We also recommend using JSHint - a tool to detect errors and potential problems in JavaScript code and can be used to enforce coding conventions. Using JSHint is super-easy: go to the page and copy and paste your own code into the window. Problems are then shown in the right column. Also check out its installation instructions and recommendations of code editors that support JSHint as a plugin.

We also recommend the GLSL (shader language) syntax highlighter and validator.

Course Notes

Instructor Notes

  • Notes collection - combined page with all instructor notes and links to additional course materials.

Lesson Scripts

(should be about 95% the same as the published videos)


Video downloads

If you cannot access YouTube, or just want to watch the videos offline, you can download the videos, zipped by lesson.

Supplementary texts

For JavaScript, Mozilla's page is a good spot for finding online guides. If you know another programming language already, this site may be enough, and the book "JavaScript: The Good Parts" is a help in avoiding the pitfalls. See my full review.

The teaching platform for this course is three.js. Some of the better tutorial sites for this library are Aerotwist's and Lee Stemkoski's codebase. The presentation by Ilmari Heikkinen is a clever runthrough of three.js's features, showing it in action.

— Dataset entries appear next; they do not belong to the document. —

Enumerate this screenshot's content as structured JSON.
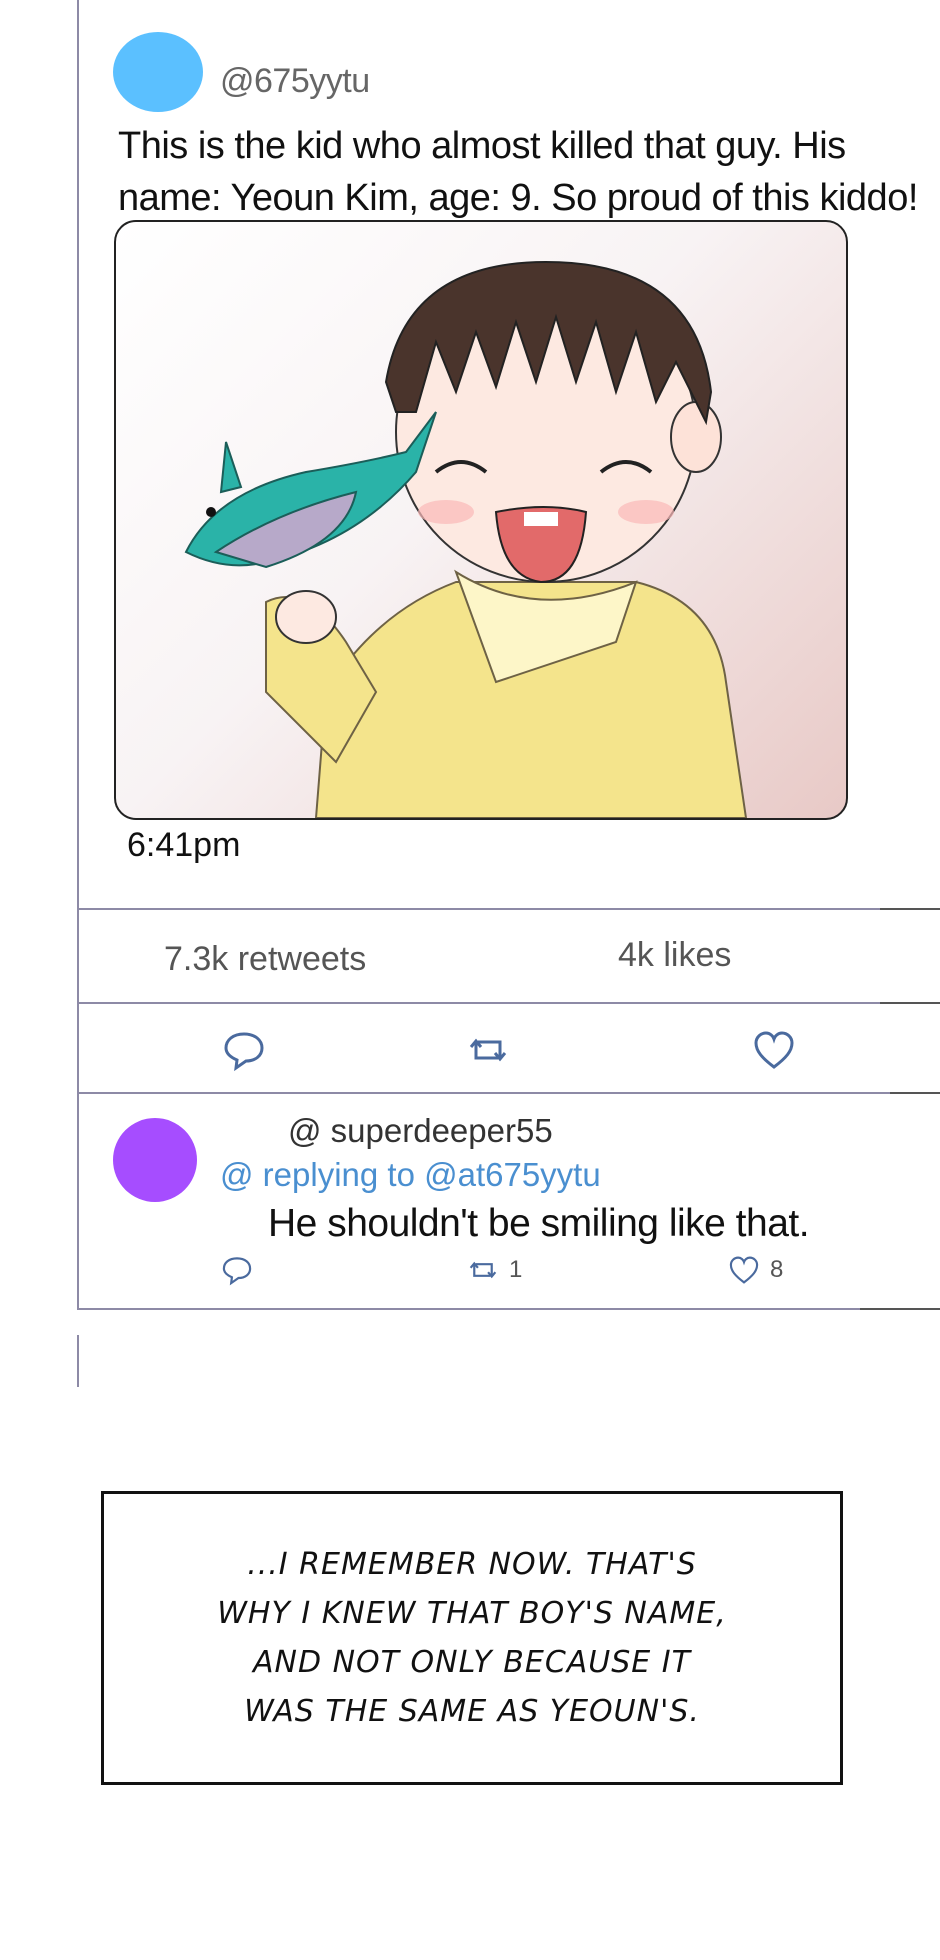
{
  "tweet": {
    "handle": "@675yytu",
    "text": "This is the kid who almost killed that guy. His name: Yeoun Kim, age: 9. So proud of this kiddo!",
    "timestamp": "6:41pm",
    "avatar_color": "#5bc0ff",
    "stats": {
      "retweets": "7.3k retweets",
      "likes": "4k likes"
    },
    "actions": {
      "reply_icon": "reply-icon",
      "retweet_icon": "retweet-icon",
      "like_icon": "heart-icon"
    }
  },
  "reply": {
    "handle": "@ superdeeper55",
    "replying_to": "@ replying to @at675yytu",
    "text": "He shouldn't be smiling like that.",
    "avatar_color": "#a64dff",
    "retweet_count": "1",
    "like_count": "8"
  },
  "narration": {
    "lines": [
      "...I REMEMBER NOW. THAT'S",
      "WHY I KNEW THAT BOY'S NAME,",
      "AND NOT ONLY BECAUSE IT",
      "WAS THE SAME AS YEOUN'S."
    ]
  },
  "colors": {
    "divider": "#8d8aa6",
    "link": "#4a8fd0",
    "icon": "#4a6a9e"
  }
}
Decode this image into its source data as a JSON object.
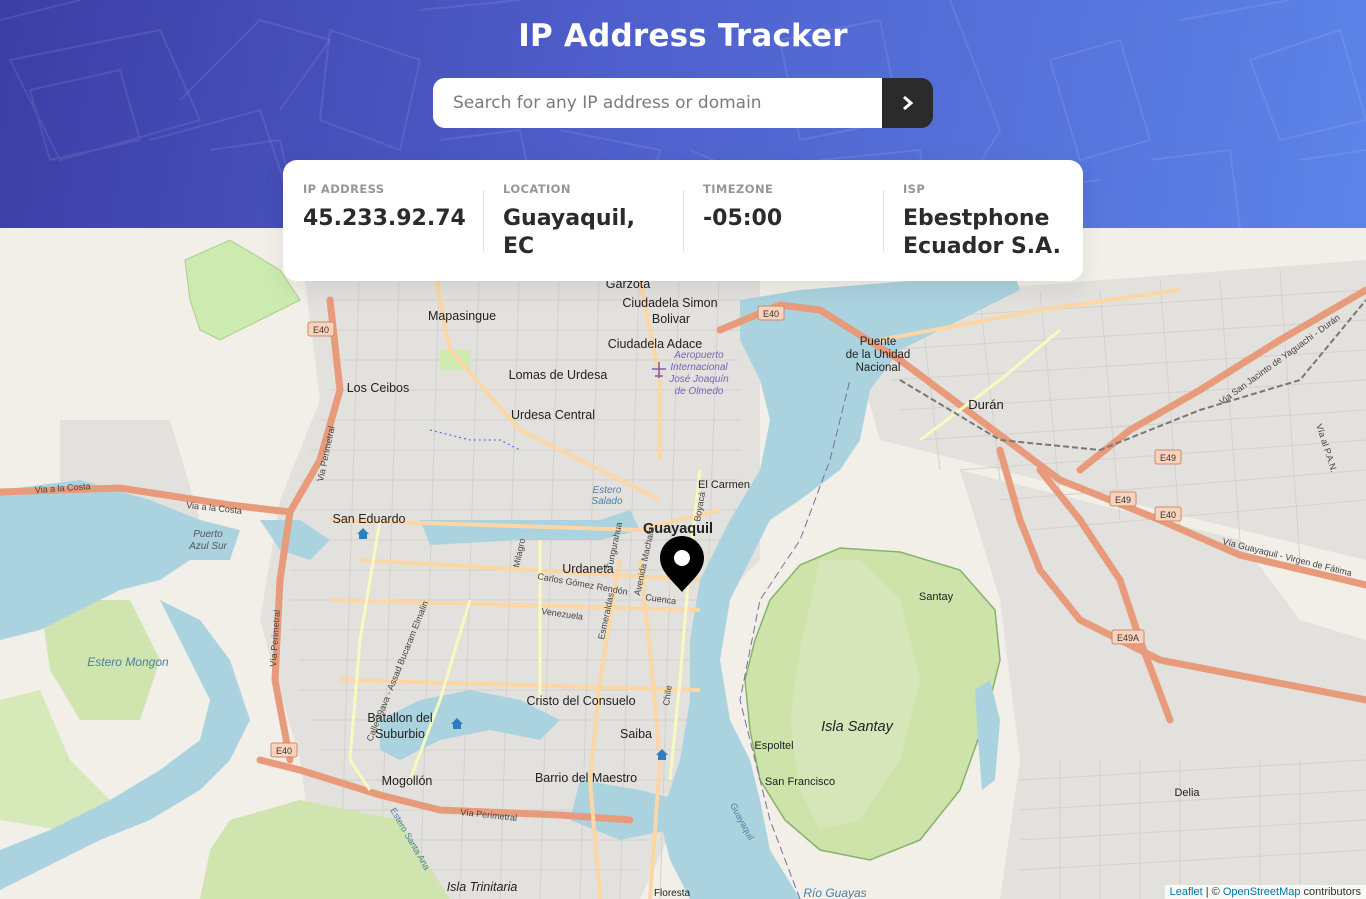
{
  "header": {
    "title": "IP Address Tracker",
    "search_placeholder": "Search for any IP address or domain",
    "search_value": ""
  },
  "info": [
    {
      "label": "IP ADDRESS",
      "value": "45.233.92.74"
    },
    {
      "label": "LOCATION",
      "value": "Guayaquil, EC"
    },
    {
      "label": "TIMEZONE",
      "value": "-05:00"
    },
    {
      "label": "ISP",
      "value": "Ebestphone Ecuador S.A."
    }
  ],
  "map": {
    "places": {
      "guayaquil": "Guayaquil",
      "duran": "Durán",
      "isla_santay": "Isla Santay",
      "mapasingue": "Mapasingue",
      "los_ceibos": "Los Ceibos",
      "lomas_urdesa": "Lomas de Urdesa",
      "urdesa_central": "Urdesa Central",
      "ciudadela_simon": "Ciudadela Simon",
      "bolivar": "Bolivar",
      "ciudadela_adace": "Ciudadela Adace",
      "garzota": "Garzota",
      "san_eduardo": "San Eduardo",
      "urdaneta": "Urdaneta",
      "el_carmen": "El Carmen",
      "puente1": "Puente",
      "puente2": "de la Unidad",
      "puente3": "Nacional",
      "santay": "Santay",
      "cristo": "Cristo del Consuelo",
      "batallon1": "Batallon del",
      "batallon2": "Suburbio",
      "saiba": "Saiba",
      "barrio": "Barrio del Maestro",
      "mogollon": "Mogollón",
      "espoltel": "Espoltel",
      "san_francisco": "San Francisco",
      "delia": "Delia",
      "isla_trinitaria": "Isla Trinitaria",
      "rio_guayas": "Río Guayas",
      "estero_mongon": "Estero Mongon",
      "puerto_azul1": "Puerto",
      "puerto_azul2": "Azul Sur",
      "estero_salado1": "Estero",
      "estero_salado2": "Salado",
      "floresta": "Floresta",
      "aeropuerto1": "Aeropuerto",
      "aeropuerto2": "Internacional",
      "aeropuerto3": "José Joaquín",
      "aeropuerto4": "de Olmedo"
    },
    "roads": {
      "via_costa": "Via a la Costa",
      "via_costa2": "Via a la Costa",
      "via_perimetral1": "Via Perimetral",
      "via_perimetral2": "Vía Perimetral",
      "via_perimetral3": "Vía Perimetral",
      "via_guayaquil": "Vía Guayaquil - Virgen de Fátima",
      "via_sanjacinto": "Via San Jacinto de Yaguachi - Durán",
      "via_pan": "Vía al P.A.N.",
      "carlos_gomez": "Carlos Gómez Rendón",
      "venezuela": "Venezuela",
      "cuenca": "Cuenca",
      "chile": "Chile",
      "esmeraldas": "Esmeraldas",
      "milagro": "Milagro",
      "tungurahua": "Tungurahua",
      "machala": "Avenida Machala",
      "boyaca": "Boyacá",
      "calle29": "Calle 29ava - Assad Bucaram Elmalin",
      "estero_santa_ana": "Estero Santa Ana",
      "guayaquil_river": "Guayaquil"
    },
    "shields": {
      "e40a": "E40",
      "e40b": "E40",
      "e40c": "E40",
      "e40d": "E40",
      "e49a": "E49",
      "e49b": "E49",
      "e49c": "E49A"
    },
    "attribution": {
      "leaflet": "Leaflet",
      "sep": " | © ",
      "osm": "OpenStreetMap",
      "suffix": " contributors"
    }
  },
  "colors": {
    "header_gradient_start": "#3d3ea5",
    "header_gradient_end": "#5c84e8",
    "water": "#aad3df",
    "land": "#f2efe9",
    "urban": "#e0dfdf",
    "park": "#cdebb0",
    "main_road": "#f6b287",
    "secondary_road": "#f7fabf",
    "marker": "#000000"
  }
}
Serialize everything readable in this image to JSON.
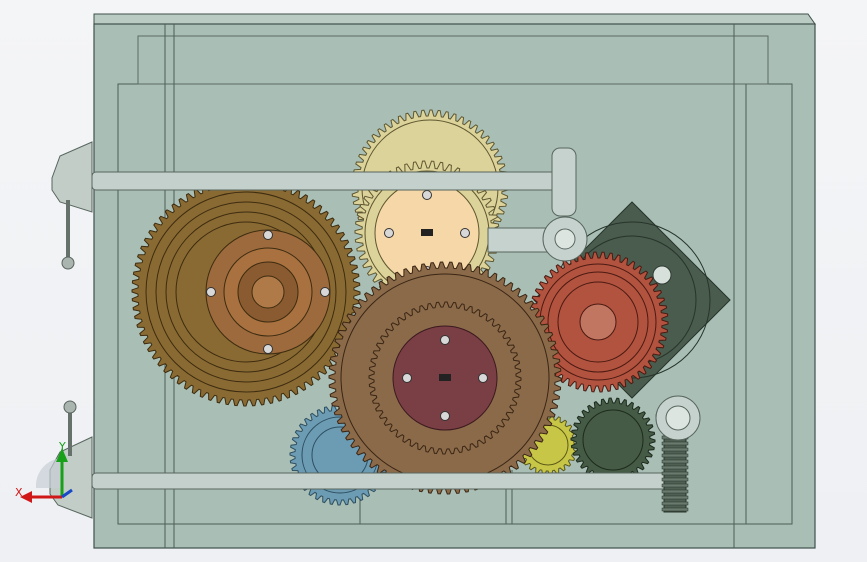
{
  "colors": {
    "viewport_background": "#f3f4f6",
    "housing_fill": "#a9bfb6",
    "housing_edge": "#3f504a",
    "gear_gold": "#8a6a33",
    "gear_cream": "#dcd39a",
    "gear_peach": "#f5d7a8",
    "gear_brown": "#8b6a4a",
    "hub_maroon": "#7a3e45",
    "gear_red": "#b2533f",
    "wheel_dark_green": "#4a5c4d",
    "gear_blue": "#6c9bb4",
    "gear_yellow": "#c7c646",
    "gear_green": "#455b45",
    "axis_x": "#d01818",
    "axis_y": "#18a018",
    "axis_z": "#1848c8"
  },
  "triad": {
    "x_label": "X",
    "y_label": "Y"
  },
  "components": {
    "housing": "transparent-gearbox-housing",
    "shafts": "horizontal-guide-shafts",
    "gears": "gear-train-assembly",
    "rack": "vertical-rack"
  }
}
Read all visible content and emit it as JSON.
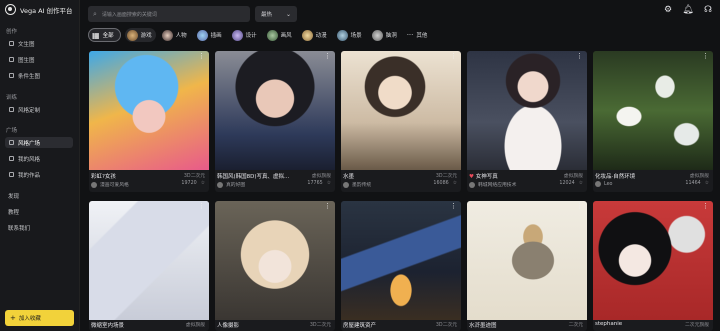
{
  "app": {
    "title": "Vega AI 创作平台"
  },
  "sidebar": {
    "sections": [
      {
        "label": "创作",
        "items": [
          "文生图",
          "图生图",
          "条件生图"
        ]
      },
      {
        "label": "训练",
        "items": [
          "风格定制"
        ]
      },
      {
        "label": "广场",
        "items": [
          "风格广场",
          "我的风格",
          "我的作品"
        ]
      }
    ],
    "links": [
      "发现",
      "教程",
      "联系我们"
    ],
    "favorite_label": "加入收藏",
    "active_item": "风格广场"
  },
  "topbar": {
    "search_placeholder": "请输入画面搜索的关键词",
    "sort_value": "最热",
    "icons": [
      "settings-icon",
      "bell-icon",
      "headset-icon"
    ]
  },
  "categories": [
    {
      "label": "全部",
      "selected": true
    },
    {
      "label": "游戏",
      "selected": true
    },
    {
      "label": "人物"
    },
    {
      "label": "插画"
    },
    {
      "label": "设计"
    },
    {
      "label": "画风"
    },
    {
      "label": "动漫"
    },
    {
      "label": "场景"
    },
    {
      "label": "脑洞"
    },
    {
      "label": "其他"
    }
  ],
  "cards": [
    {
      "title": "彩虹?女孩",
      "meta": "3D二次元",
      "user": "漫画可爱风格",
      "likes": "19720"
    },
    {
      "title": "韩国风(韩国8D)写真、虚拟...",
      "meta": "虚拟旗舰",
      "user": "真的好图",
      "likes": "17765"
    },
    {
      "title": "水墨",
      "meta": "3D二次元",
      "user": "墨韵传统",
      "likes": "16086"
    },
    {
      "title": "女神写真",
      "meta": "虚拟旗舰",
      "user": "韩城网络应用技术",
      "likes": "12024"
    },
    {
      "title": "化妆品·自然环境",
      "meta": "虚拟旗舰",
      "user": "Leo",
      "likes": "11464"
    },
    {
      "title": "微缩室内场景",
      "meta": "虚拟旗舰",
      "user": "",
      "likes": ""
    },
    {
      "title": "人像摄影",
      "meta": "3D二次元",
      "user": "",
      "likes": ""
    },
    {
      "title": "房屋建筑资产",
      "meta": "3D二次元",
      "user": "",
      "likes": ""
    },
    {
      "title": "水浒墨迹图",
      "meta": "二次元",
      "user": "",
      "likes": ""
    },
    {
      "title": "stephanie",
      "meta": "二次元旗舰",
      "user": "",
      "likes": ""
    }
  ],
  "colors": {
    "accent": "#f2d23a",
    "bg": "#111214",
    "sidebar": "#18191c"
  }
}
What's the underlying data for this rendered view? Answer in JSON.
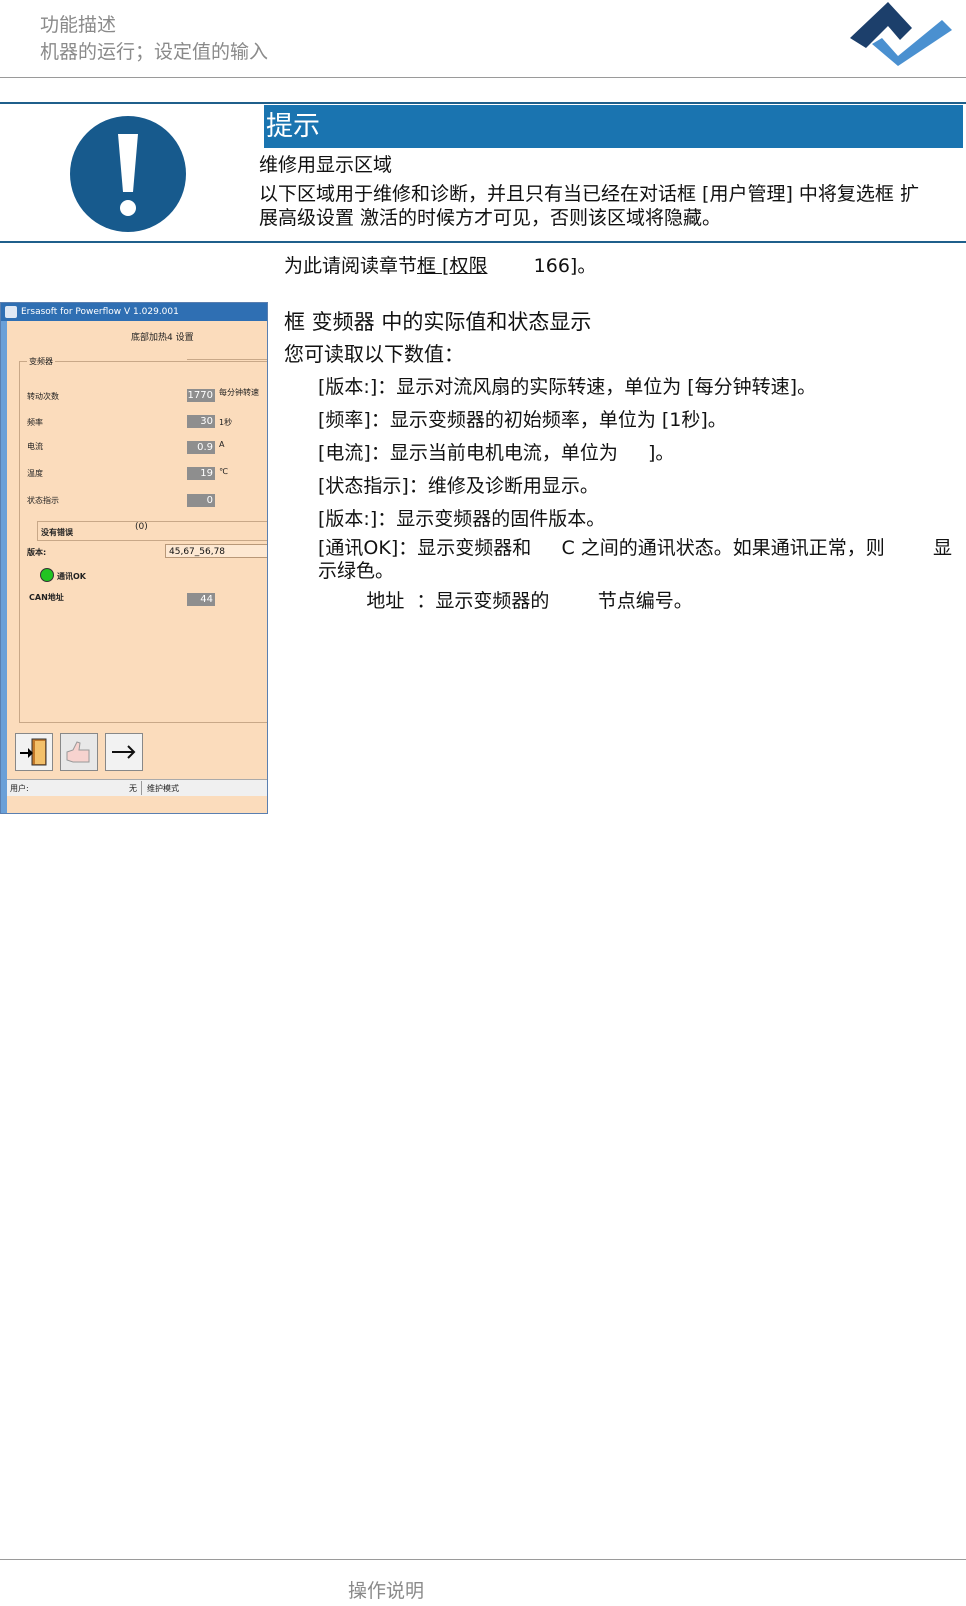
{
  "header": {
    "line1": "功能描述",
    "line2": "机器的运行；设定值的输入"
  },
  "notice": {
    "heading": "提示",
    "subtitle": "维修用显示区域",
    "body_line1": "以下区域用于维修和诊断，并且只有当已经在对话框 [用户管理] 中将复选框  扩",
    "body_line2": "展高级设置  激活的时候方才可见，否则该区域将隐藏。"
  },
  "reference": {
    "text_before": "为此请阅读章节",
    "link": "框 [权限",
    "text_after": "     166]。"
  },
  "section": {
    "title": "框  变频器  中的实际值和状态显示",
    "intro": "您可读取以下数值："
  },
  "items": [
    "[版本:]：显示对流风扇的实际转速，单位为 [每分钟转速]。",
    "[频率]：显示变频器的初始频率，单位为 [1秒]。",
    "[电流]：显示当前电机电流，单位为     ]。",
    "[状态指示]：维修及诊断用显示。",
    "[版本:]：显示变频器的固件版本。",
    "[通讯OK]：显示变频器和     C 之间的通讯状态。如果通讯正常，则        显",
    "示绿色。",
    "        地址  ：显示变频器的        节点编号。"
  ],
  "screenshot": {
    "window_title": "Ersasoft for Powerflow V 1.029.001",
    "panel_title": "底部加热4 设置",
    "group_label": "变频器",
    "rows": [
      {
        "label": "转动次数",
        "value": "1770",
        "unit": "每分钟转速"
      },
      {
        "label": "频率",
        "value": "30",
        "unit": "1秒"
      },
      {
        "label": "电流",
        "value": "0.9",
        "unit": "A"
      },
      {
        "label": "温度",
        "value": "19",
        "unit": "℃"
      },
      {
        "label": "状态指示",
        "value": "0",
        "unit": ""
      }
    ],
    "status_text": "没有错误",
    "status_code": "(0)",
    "version_label": "版本:",
    "version_value": "45,67_56,78",
    "comm_label": "通讯OK",
    "can_label": "CAN地址",
    "can_value": "44",
    "statusbar_user": "用户:",
    "statusbar_none": "无",
    "statusbar_mode": "维护模式",
    "colors": {
      "panel": "#fbdcbc",
      "titlebar": "#2f6fb3",
      "led": "#22c422"
    }
  },
  "footer": {
    "text": "操作说明"
  },
  "colors": {
    "accent": "#1a74b0",
    "icon_circle": "#175a8d",
    "logo_dark": "#1c3f6b",
    "logo_light": "#4a90d0"
  }
}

Find more on the three.js wiki.

The "WebGL: Up and Running" book is focused on three.js. If you want to dig into WebGL itself directly, the "WebGL: Beginner's Guide" is reasonable. In both cases I recommend the Kindle versions, as these are in color and less expensive. See my full reviews, which also include links to their codebases. A wider-ranging and newer book by the same author is "Programming 3D Applications with HTML5 and WebGL".

If you want to get into OpenGL itself or want more education on computer graphics algorithms in general, see our recommended reading list - there are many good books out there, it depends on your own goals. If I had to pick one book to complement the course, I'd probably give the nod to Angel and Shreiner's book - interestingly enough, the next edition will focus on WebGL, but that's not going to be out for awhile.

The book I co-authored, "Real-Time Rendering", is probably best as a book for once you've finished this course, if you want to know more about algorithms and theory. I think of this course as the precursor to this book, sort of like "Star Wars: Episode 1", except it's good.

Two other WebGL books are the (well-rated) "Professional WebGL Programming" and (currently unrated) "Beginning WebGL for HTML5". We have not read these (yet).


See the contest entries and winners at the bottom of the contest page.

CS291 Syllabus

Detailed Syllabus

Lesson by lesson syllabus is here, with direct links to all.

Lesson 1: Introduction

Motivation and a trip down the graphics pipeline, laying out the fundamental processes

Lesson 2: Points, Vectors, and Meshes

The basics of 3D geometry definition

Lesson 3: Colors and Materials

Color representation, material computations, transparency

Lesson 4: Transforms

Translation, scale, rotate and how to properly combine all these

Lesson 5: Matrices

Transform representation and how to fully control these

Lesson 6: Lights

Directional and point light sources, spotlights, shadows, global illumination

Lesson 7: Cameras

Orthographic and perspective cameras and the transforms needed

Lesson 8: Textures and Reflections

Color and opacity textures, along with reflection and normal mapping

Lesson 9: Shader Programming

An introduction to programming vertex and pixel shaders

Lesson 10: Interaction and Animation

How to select and make objects move